The Trophic Levels of the Barn Owl

By Christian Petersen
Barn owls are so called because of their penchant for nesting in man-made structures such as barns.

The term trophic level refers to the place a particular organism occupies in the food chain. Generally, four trophic levels are recognized in most food chains. Primary producers, which are things like green plants and some kinds of bacteria and algae, are at the bottom of the chain, occupying the lowest, or first trophic level. Apex predators like barn owls generally occupy the highest trophic level in any food chain, although this is somewhat open to interpretation.

First Trophic Level

Primary producers, which in addition to green plants and algae include some kinds of microorganisms, convert air, water and sunlight to chemical energy through photosynthesis, which they pass on to organisms of the next trophic level when consumed by them. At no point during their development from embryo to adult do barn owls occupy this trophic level.

Second Trophic Level

Organisms at the second trophic level are herbivores that consume the primary producers. Many types of animals and insects occupy this trophic level, and as such are called primary consumers. Anything that eats plants fits into this category. Barn owls, as carnivores, never occupy this trophic level.

Third Trophic Level

At the third trophic level are predators that feed on the primary consumers. These animals are called secondary consumers. Smaller animals such as voles, birds or mice that feed on insects may be part of this trophic level. Some animals that feed on plant matter as well as insects or other small animals may qualify as omnivores and fit into the second and third trophic levels. Barn owls begin to fit into the food chain at this trophic level, as they feed on animals such as mice, rats and other small rodents.

Fourth and Fifth Trophic Levels

Animals at the fourth trophic level are tertiary consumers and feed on other predatory animals. Barn owls sometimes fit into this trophic level as some of the small animals they feed on may be predatory, such as small birds or voles that feed on insects and small invertebrates. The fifth possible trophic level for a food chain is apex predator. These are predators that feed on other predators and have no natural predators of their own. Depending on the local ecosystem and the complexity of the local food chain, barn owls may fit this trophic level as well, as they have no natural predators.

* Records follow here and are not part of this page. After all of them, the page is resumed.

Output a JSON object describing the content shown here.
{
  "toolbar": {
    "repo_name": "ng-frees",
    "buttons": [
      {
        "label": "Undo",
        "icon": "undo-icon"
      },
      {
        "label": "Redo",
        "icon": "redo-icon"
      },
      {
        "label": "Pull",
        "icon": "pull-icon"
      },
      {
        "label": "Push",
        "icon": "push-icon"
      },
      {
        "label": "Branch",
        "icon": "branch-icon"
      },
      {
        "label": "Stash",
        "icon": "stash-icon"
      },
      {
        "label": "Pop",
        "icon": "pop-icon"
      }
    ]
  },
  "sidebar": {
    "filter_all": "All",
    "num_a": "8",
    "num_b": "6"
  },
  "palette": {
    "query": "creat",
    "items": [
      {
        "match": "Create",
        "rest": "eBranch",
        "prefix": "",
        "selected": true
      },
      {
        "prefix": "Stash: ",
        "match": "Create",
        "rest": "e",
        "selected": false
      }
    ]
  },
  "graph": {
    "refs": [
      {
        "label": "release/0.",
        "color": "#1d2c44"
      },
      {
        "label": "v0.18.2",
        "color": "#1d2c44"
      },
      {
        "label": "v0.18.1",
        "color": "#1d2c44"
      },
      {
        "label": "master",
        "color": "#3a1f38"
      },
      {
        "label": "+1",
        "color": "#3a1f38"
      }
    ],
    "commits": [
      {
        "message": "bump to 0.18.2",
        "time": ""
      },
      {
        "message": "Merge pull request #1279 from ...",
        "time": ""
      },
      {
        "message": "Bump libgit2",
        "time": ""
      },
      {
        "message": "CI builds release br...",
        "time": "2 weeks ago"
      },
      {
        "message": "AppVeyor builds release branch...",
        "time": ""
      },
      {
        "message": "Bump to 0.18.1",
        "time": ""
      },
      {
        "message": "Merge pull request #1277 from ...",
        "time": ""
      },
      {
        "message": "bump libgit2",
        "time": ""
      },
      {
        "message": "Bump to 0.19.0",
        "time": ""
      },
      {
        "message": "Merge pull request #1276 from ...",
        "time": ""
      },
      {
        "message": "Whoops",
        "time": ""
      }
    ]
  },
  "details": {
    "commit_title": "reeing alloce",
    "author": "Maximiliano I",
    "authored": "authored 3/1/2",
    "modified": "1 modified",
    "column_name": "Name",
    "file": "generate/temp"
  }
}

About the Author

Christian Petersen has been writing professionally since 2010, publishing for several online media outlets. He has been an amateur writer for many years writing short fiction and entertainment reviews. Petersen attended Grand Valley State University and has over 20 years of experience in the restaurant and consulting industries, serving as an executive chef and concept consultant.